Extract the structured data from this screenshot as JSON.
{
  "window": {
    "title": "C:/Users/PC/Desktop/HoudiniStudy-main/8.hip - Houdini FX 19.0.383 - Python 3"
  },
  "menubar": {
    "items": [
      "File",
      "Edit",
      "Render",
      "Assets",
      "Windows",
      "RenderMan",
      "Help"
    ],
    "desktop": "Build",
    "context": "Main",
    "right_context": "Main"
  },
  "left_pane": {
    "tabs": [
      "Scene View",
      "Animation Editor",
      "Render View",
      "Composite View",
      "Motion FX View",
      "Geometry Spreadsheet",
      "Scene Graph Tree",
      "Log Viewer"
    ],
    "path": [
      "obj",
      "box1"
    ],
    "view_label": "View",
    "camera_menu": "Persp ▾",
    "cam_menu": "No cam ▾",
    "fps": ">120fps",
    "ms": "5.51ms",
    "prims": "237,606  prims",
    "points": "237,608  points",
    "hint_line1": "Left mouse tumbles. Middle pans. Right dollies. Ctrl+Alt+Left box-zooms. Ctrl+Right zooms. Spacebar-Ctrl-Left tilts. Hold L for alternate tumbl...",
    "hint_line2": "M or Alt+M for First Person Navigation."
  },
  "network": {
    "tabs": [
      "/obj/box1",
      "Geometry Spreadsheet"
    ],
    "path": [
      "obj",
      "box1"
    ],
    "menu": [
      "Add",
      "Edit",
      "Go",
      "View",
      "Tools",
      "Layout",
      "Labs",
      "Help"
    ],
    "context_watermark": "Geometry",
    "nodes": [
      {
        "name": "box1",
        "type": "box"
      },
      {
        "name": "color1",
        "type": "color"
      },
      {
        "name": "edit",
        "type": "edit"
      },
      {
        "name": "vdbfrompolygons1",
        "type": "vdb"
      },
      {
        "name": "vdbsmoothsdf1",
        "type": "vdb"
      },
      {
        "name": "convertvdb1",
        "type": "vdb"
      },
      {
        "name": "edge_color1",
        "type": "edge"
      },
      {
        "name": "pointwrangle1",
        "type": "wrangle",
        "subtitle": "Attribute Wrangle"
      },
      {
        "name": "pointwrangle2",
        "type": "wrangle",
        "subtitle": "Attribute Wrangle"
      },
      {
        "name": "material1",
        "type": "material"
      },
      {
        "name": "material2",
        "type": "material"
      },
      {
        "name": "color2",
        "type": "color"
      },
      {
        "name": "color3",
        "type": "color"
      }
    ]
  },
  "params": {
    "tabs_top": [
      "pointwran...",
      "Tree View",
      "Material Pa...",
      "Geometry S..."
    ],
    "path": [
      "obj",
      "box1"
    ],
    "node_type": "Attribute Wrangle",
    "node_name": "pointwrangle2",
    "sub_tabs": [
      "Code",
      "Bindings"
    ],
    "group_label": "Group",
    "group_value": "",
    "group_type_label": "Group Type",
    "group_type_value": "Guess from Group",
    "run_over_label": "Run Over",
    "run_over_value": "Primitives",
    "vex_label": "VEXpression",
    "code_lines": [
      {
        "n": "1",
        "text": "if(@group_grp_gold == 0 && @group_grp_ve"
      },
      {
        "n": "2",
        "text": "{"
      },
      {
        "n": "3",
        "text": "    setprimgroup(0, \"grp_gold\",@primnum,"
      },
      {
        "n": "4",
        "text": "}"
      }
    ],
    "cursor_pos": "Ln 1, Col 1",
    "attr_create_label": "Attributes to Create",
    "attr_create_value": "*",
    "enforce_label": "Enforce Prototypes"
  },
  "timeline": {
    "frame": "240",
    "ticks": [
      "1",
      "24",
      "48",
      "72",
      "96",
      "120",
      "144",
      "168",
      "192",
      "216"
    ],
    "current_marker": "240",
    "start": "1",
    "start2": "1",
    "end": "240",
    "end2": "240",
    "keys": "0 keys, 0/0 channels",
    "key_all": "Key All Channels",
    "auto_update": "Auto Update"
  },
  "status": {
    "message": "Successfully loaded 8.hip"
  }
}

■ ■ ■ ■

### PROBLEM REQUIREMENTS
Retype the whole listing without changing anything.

### EXERCISE OUTPUT
Extract the structured data from this screenshot as JSON.
{
  "window": {
    "title": "C:/Users/PC/Desktop/HoudiniStudy-main/8.hip - Houdini FX 19.0.383 - Python 3"
  },
  "menubar": {
    "items": [
      "File",
      "Edit",
      "Render",
      "Assets",
      "Windows",
      "RenderMan",
      "Help"
    ],
    "desktop": "Build",
    "context": "Main",
    "right_context": "Main"
  },
  "left_pane": {
    "tabs": [
      "Scene View",
      "Animation Editor",
      "Render View",
      "Composite View",
      "Motion FX View",
      "Geometry Spreadsheet",
      "Scene Graph Tree",
      "Log Viewer"
    ],
    "path": [
      "obj",
      "box1"
    ],
    "view_label": "View",
    "camera_menu": "Persp ▾",
    "cam_menu": "No cam ▾",
    "fps": ">120fps",
    "ms": "5.51ms",
    "prims": "237,606  prims",
    "points": "237,608  points",
    "hint_line1": "Left mouse tumbles. Middle pans. Right dollies. Ctrl+Alt+Left box-zooms. Ctrl+Right zooms. Spacebar-Ctrl-Left tilts. Hold L for alternate tumbl...",
    "hint_line2": "M or Alt+M for First Person Navigation."
  },
  "network": {
    "tabs": [
      "/obj/box1",
      "Geometry Spreadsheet"
    ],
    "path": [
      "obj",
      "box1"
    ],
    "menu": [
      "Add",
      "Edit",
      "Go",
      "View",
      "Tools",
      "Layout",
      "Labs",
      "Help"
    ],
    "context_watermark": "Geometry",
    "nodes": [
      {
        "name": "box1",
        "type": "box"
      },
      {
        "name": "color1",
        "type": "color"
      },
      {
        "name": "edit",
        "type": "edit"
      },
      {
        "name": "vdbfrompolygons1",
        "type": "vdb"
      },
      {
        "name": "vdbsmoothsdf1",
        "type": "vdb"
      },
      {
        "name": "convertvdb1",
        "type": "vdb"
      },
      {
        "name": "edge_color1",
        "type": "edge"
      },
      {
        "name": "pointwrangle1",
        "type": "wrangle",
        "subtitle": "Attribute Wrangle"
      },
      {
        "name": "pointwrangle2",
        "type": "wrangle",
        "subtitle": "Attribute Wrangle"
      },
      {
        "name": "material1",
        "type": "material"
      },
      {
        "name": "material2",
        "type": "material"
      },
      {
        "name": "color2",
        "type": "color"
      },
      {
        "name": "color3",
        "type": "color"
      }
    ]
  },
  "params": {
    "tabs_top": [
      "pointwran...",
      "Tree View",
      "Material Pa...",
      "Geometry S..."
    ],
    "path": [
      "obj",
      "box1"
    ],
    "node_type": "Attribute Wrangle",
    "node_name": "pointwrangle2",
    "sub_tabs": [
      "Code",
      "Bindings"
    ],
    "group_label": "Group",
    "group_value": "",
    "group_type_label": "Group Type",
    "group_type_value": "Guess from Group",
    "run_over_label": "Run Over",
    "run_over_value": "Primitives",
    "vex_label": "VEXpression",
    "code_lines": [
      {
        "n": "1",
        "text": "if(@group_grp_gold == 0 && @group_grp_ve"
      },
      {
        "n": "2",
        "text": "{"
      },
      {
        "n": "3",
        "text": "    setprimgroup(0, \"grp_gold\",@primnum,"
      },
      {
        "n": "4",
        "text": "}"
      }
    ],
    "cursor_pos": "Ln 1, Col 1",
    "attr_create_label": "Attributes to Create",
    "attr_create_value": "*",
    "enforce_label": "Enforce Prototypes"
  },
  "timeline": {
    "frame": "240",
    "ticks": [
      "1",
      "24",
      "48",
      "72",
      "96",
      "120",
      "144",
      "168",
      "192",
      "216"
    ],
    "current_marker": "240",
    "start": "1",
    "start2": "1",
    "end": "240",
    "end2": "240",
    "keys": "0 keys, 0/0 channels",
    "key_all": "Key All Channels",
    "auto_update": "Auto Update"
  },
  "status": {
    "message": "Successfully loaded 8.hip"
  }
}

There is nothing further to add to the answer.